According to sources, Han-sol, who studied in Macau, Bosnia and Paris, was looking for a job in the former Portuguese enclave before the killing. His sister attends an international school in Macau, but has not been seen in classes since her father’s death.

Although the family had once been able to lead a normal life, their future is now more blurred than ever. Friends of the family in Macau said they lost contact with them a few days after the killing in Malaysia.

On March 7, a man claiming to be Han-sol appeared in a 40-second video saying he was at a safe location with his mother and sister. The video was posted on the YouTube channel of Cheollima Civil Defence.

The group, which claims to help North Korean defectors, expressed gratitude to the Netherlands, China, the US and a “fourth government to remain unnamed” for providing assistance in protecting the three.

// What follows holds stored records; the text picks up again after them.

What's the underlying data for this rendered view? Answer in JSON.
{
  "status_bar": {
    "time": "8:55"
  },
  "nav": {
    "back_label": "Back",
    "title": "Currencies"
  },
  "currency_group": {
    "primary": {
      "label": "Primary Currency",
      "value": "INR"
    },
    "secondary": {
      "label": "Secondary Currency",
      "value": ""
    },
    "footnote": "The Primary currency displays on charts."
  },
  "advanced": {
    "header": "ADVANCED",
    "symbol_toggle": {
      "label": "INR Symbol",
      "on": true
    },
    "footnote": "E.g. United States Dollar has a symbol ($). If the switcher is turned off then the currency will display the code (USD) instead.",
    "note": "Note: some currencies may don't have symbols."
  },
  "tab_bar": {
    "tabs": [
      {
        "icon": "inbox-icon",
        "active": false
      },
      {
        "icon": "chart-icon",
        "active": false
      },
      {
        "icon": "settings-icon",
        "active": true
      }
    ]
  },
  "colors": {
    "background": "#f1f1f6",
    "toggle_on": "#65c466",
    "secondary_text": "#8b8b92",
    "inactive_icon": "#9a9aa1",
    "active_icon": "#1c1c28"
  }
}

“The latest information I have is that they [went] to mainland China and that they are under central government protection. But it’s hard to be sure. Other people talk about the United States,” said a friend of Kim, who spoke with Han-sol shortly after his father’s death.

Macau may have provided a safe haven for the regime and its activities for decades, and many believe the killing took place in Malaysia rather than Macau as a sign of respect to China. But some doubt the city can protect Kim Jong-nam’s family, as relations between China and North Korea are becoming increasingly murky.

“After the assassination in Malaysia, I think that Macau is the second place where North Korea officials can kill whoever they want to. North Korean spies might conduct operations there,” Steve Chung Lok-wai, an expert in Korean affairs at the Chinese University, said.

“It’s very dangerous to stay there now. It would probably be safer for them to seek asylum in the West.”